Arguably the best venue to listen to live samba music, located in a historic building in the heart of Rio’s former dockland area, where millions of enslaved people disembarked from their transatlantic voyage between the 16th and 19th centuries.

Açaí na tigela

Adega Flor de Coimbra
On the beach


I’ll let you learn about tourist hotspots from mainstream travel guides. Below is my own list of favourite ways to spend time in Rio.

Centro and Pedra do Sal
Rio’s historic centre used to have a bad rap for its high level of crime and its general state of disuse, but the situation has improved over recent years, particularly after the massive renovation project of the old port. Make sure to stop by Pedra do Sal, a historic landmark for afro-carioca culture. It hosts live samba groups most nights (avoid Mondays, which are getting too crowded).

Cemitério de São João Batista
Located on the edge of the trendy Botafogo neighbourhood, this beautiful cemetery allows you to take a break from the intensity of the city and delve into Rio’s history.

Feira da Glória
Every Sunday, this stretch of the street just seconds away from the Glória subway station neighbourhood hosts a farmer’s market with live music and street food. Once the stalls are all packed up, the street fair essentially turns into a nighttime block party. What a great way to end the weekend (another feira worth checking out is the Feira da General Glicério in Laranjeiras, taking place on Saturdays on R. Gen. Glicério).

Praça São Salvador
There’s always something going on in this square in the heart of the Flamengo neighbourhood. Just show up on a Saturday night and see what happens.

Parque Eduardo Guinle by Lucio Costa
This housing complex, completed in 1954, was built in the gardens of a neoclassical palace in the Laranjeiras neighbourhood when the site fell under government ownership. The six buildings are privately owned, but it’s possible to wander through the ground level and marvel at this lesser-known jewel of modernist architecture.

Parque Lage
This stunning palace and adjacent park nestled at the foot of the Corcovado hill now house a visual arts school and an overpriced café. Sadly the place tends to be taken over by Instagrammers and it’s become a bit more difficult to truly enjoy the space.
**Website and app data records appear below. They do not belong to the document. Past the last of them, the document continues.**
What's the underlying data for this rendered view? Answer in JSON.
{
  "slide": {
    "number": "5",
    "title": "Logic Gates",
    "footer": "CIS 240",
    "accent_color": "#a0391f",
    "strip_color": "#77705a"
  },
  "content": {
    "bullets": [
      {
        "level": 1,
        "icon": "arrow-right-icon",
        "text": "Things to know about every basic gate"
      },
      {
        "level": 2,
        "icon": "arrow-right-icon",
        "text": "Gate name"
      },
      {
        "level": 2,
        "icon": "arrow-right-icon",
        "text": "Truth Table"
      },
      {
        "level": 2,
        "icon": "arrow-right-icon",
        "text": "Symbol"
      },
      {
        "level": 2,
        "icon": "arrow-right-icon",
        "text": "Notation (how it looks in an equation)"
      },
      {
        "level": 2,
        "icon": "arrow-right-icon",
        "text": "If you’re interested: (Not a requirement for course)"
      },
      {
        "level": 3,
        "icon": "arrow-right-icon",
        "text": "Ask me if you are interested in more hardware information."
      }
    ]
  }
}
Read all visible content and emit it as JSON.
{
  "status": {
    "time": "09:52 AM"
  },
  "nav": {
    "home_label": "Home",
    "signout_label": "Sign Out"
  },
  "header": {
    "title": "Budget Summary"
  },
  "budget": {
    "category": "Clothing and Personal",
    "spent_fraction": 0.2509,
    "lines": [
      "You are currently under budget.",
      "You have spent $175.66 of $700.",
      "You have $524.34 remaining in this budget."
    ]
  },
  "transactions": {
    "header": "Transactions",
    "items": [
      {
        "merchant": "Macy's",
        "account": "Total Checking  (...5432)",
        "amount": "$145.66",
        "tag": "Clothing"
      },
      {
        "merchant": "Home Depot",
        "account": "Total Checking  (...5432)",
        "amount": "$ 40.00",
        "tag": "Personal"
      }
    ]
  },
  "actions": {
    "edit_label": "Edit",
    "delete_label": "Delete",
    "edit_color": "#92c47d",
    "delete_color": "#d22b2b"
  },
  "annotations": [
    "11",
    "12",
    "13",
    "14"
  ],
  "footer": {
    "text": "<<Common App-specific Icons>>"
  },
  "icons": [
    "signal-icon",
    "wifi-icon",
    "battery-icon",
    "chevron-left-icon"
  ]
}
A trail starting at the back of the palace goes all the way to the famous Christ the Redeemer statue through the Tijuca forest.

Jardim Botânico
Even though nature is always present in the city—which was literally built on a jungle—Rio’s botanical gardens are still worth a detour, especially if you’re looking for a quiet escape without leaving the Zona Sul. If you have time, stroll through the adjacent and very chic neighbourhood of Gávea and continue to Instituto Moreira Salles, where you’ll find contemporary exhibits and a cozy café (IMS is closed for renovations starting in April 2023).

Beaches of the Zona Sul
Rio is of course famous for its beaches, but there are rules to know before you go. From Leme to Copacabana, the beaches are divided by 12 postos, each of them catering to a certain demographics. Some attract families, others are popular hangout spots for favela kids. For me, Posto 9 is where it’s at (and it’s LGBTQ-friendly). That said, you do have to watch the sunset from Arpoador (Posto 7) at least once—the experience is unforgettable. You can also have a drink at one of the kiosks lining the sidewalk and enjoy the sound of crashing waves late into the evening.

Parque Eduardo Guinle by Lucio Costa
All text and photos by Flavie Halais